My rating: 3 of 5 stars
This was a challenging read for me, evidenced by the length of time it took. I kept reading a few pages, setting it aside, digesting, reading a few more… The Existentialists were obscurants; I needed some help (I started listening to The Teaching Company’s Great Courses lecture series “No Excuses: Existentialism and the Meaning of Life”.) Disclosure: I was given a review copy of an Uncorrected e-proof from the publisher, Harper-Collins, through Edelweiss+. My copy had place-holders for, but no Epilogue, Acknowledgements, or References. I’m not sure what if anything else will change with the final publication.
I requested this because I’d not explored much of the Existentialists, though I thought I’d identified with at least some of the talk.
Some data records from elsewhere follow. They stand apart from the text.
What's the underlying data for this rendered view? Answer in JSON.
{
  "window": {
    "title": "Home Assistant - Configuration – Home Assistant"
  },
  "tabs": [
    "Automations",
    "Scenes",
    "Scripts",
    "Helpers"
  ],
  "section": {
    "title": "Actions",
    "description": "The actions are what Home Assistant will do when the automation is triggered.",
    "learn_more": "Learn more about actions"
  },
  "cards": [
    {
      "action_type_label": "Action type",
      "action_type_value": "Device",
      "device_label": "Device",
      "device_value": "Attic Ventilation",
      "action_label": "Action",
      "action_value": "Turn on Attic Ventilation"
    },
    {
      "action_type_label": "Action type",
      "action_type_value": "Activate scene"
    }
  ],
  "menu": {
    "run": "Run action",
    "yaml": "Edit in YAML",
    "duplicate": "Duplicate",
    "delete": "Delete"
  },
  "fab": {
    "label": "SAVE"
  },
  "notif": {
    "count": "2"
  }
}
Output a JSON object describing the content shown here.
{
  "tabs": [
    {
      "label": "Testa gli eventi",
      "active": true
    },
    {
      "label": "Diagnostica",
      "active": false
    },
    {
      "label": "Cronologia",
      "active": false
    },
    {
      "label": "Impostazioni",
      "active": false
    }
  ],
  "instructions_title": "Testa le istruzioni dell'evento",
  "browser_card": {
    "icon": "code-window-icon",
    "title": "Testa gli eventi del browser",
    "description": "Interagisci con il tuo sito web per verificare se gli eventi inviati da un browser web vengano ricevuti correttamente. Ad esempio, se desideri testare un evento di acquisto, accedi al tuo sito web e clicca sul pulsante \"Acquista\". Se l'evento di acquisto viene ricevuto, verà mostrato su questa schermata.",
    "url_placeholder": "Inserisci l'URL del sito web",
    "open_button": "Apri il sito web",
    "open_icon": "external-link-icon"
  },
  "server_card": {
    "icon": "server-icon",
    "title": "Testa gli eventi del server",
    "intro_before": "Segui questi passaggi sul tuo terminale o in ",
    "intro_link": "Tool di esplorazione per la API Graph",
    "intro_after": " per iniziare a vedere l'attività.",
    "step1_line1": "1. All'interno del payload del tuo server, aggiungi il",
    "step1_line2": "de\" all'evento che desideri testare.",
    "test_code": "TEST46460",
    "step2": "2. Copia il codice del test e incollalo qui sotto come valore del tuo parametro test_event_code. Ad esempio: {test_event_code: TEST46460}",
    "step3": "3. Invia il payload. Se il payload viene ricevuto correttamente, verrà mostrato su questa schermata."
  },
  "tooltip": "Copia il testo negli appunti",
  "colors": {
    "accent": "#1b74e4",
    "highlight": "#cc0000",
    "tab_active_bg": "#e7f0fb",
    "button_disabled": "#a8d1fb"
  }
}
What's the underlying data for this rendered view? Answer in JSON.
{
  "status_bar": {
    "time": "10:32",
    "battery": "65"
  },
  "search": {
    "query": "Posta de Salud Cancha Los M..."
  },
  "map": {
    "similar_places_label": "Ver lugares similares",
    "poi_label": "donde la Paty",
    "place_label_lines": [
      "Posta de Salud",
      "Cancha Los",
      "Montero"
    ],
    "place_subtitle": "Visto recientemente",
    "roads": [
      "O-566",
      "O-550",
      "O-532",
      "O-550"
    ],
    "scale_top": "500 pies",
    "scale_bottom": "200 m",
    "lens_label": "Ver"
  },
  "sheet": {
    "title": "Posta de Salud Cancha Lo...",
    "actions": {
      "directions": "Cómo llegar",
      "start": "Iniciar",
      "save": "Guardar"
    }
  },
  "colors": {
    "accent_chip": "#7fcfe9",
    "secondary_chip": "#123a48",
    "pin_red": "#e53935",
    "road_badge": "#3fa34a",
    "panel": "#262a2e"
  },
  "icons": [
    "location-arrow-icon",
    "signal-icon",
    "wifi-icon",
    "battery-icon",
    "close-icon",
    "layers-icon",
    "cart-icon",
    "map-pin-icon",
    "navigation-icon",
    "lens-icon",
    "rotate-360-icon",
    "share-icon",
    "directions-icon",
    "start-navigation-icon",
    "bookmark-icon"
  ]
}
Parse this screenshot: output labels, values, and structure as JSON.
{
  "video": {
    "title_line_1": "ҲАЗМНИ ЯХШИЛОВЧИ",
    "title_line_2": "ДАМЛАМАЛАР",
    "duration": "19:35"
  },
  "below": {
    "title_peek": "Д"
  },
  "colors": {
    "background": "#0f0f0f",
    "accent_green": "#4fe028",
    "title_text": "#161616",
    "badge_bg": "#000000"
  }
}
Now I’m not so sure. I had to do a little research; as it turned out I had a less than cursory knowledge of the group. Learning that it is essentially exclusively a Western phenomena, by the time I was finished with this book I determined that most of the existentialists seemed constrained in focus by geography and cultural fetters. Kierkegaard was particularly hamstrung by his affinity to Christianity (so were Newton, Pascal, Descartes, to name a few…so that’s not new), but even Nietzsche, as anti-Christian as any of his age, was a Christian atheist. That colors a perspective. Even if they manage to decouple from religion they fall to an unimaginative trap of searching for a replacement….meaning.
Imbuing “meaning” seems to be a core requirement for philosophers, regardless of the school. Marino interprets the meanings expounded by Kierkegaard and his “ilk” (a term used in the description that grabbed my attention enough to request this book)…not an easy task. Philosophers seem to spend a considerable amount of time and energy trying to answer questions that either don’t need answers, or can’t have any meaningful answers. And they sometimes imagine questions that didn’t need to be asked.
Do philosophers (or any writers) have an obligation to make sure that their messages are understood by others? One thing virtually every philosophical species seems to have in common is an intentional languaging up of their work – refer to Dawkins’ Law of Conservation of Difficulty (“Obscurantism in an academic subject expands to fill the vacuum of its intrinsic simplicity.”) – and existentialism keeps pace with, often exceeding, its peers. Here’s an example, not in this book, but a very good illustration from Sartre:
“I have never ceased to believe that one is and one makes oneself of whatever is made of one.”
Jean-Paul Sartre, quoted by Robert C. Solomon, No Excuses: Existentialism and the Meaning of Life, Great Courses from The Teaching Company
So…what he was saying was “We make ourselves.” But languaged up (Sartre was trapped in the “post-modernism” of his day…) I think studying philosophy is a matter of unraveling the language to see if there is anything underneath, and if so, exposing it. I’m sure that Marino summarized the philosophy well. Still, absent an explicit first person interview (all of the subjects were dead), everything is speculation and prone to the analyst’s projections (and Marino does project.)
A content note, Marino shares a lot of a personal nature; maybe to form a connection with the reader. He is a boxer and boxing coach…Hemingway-ish, I suppose (he says “Today, the young and privileged get very little practice in sparring with their angst.” And then suggests they take up boxing. Yep. Hemingway.) I could have done without all of that. But that’s me. Also, I don’t think he answered the question of the subtitle. Actually, for me…he didn’t.
Whenever I examine philosophy, I wonder which is more challenging: a life spent thinking about these things, or a life spent thinking about the people who thought about these things. Existentialists are no different than other philosophers in their search for the “meaning” of life. And they miss the point. Life just is.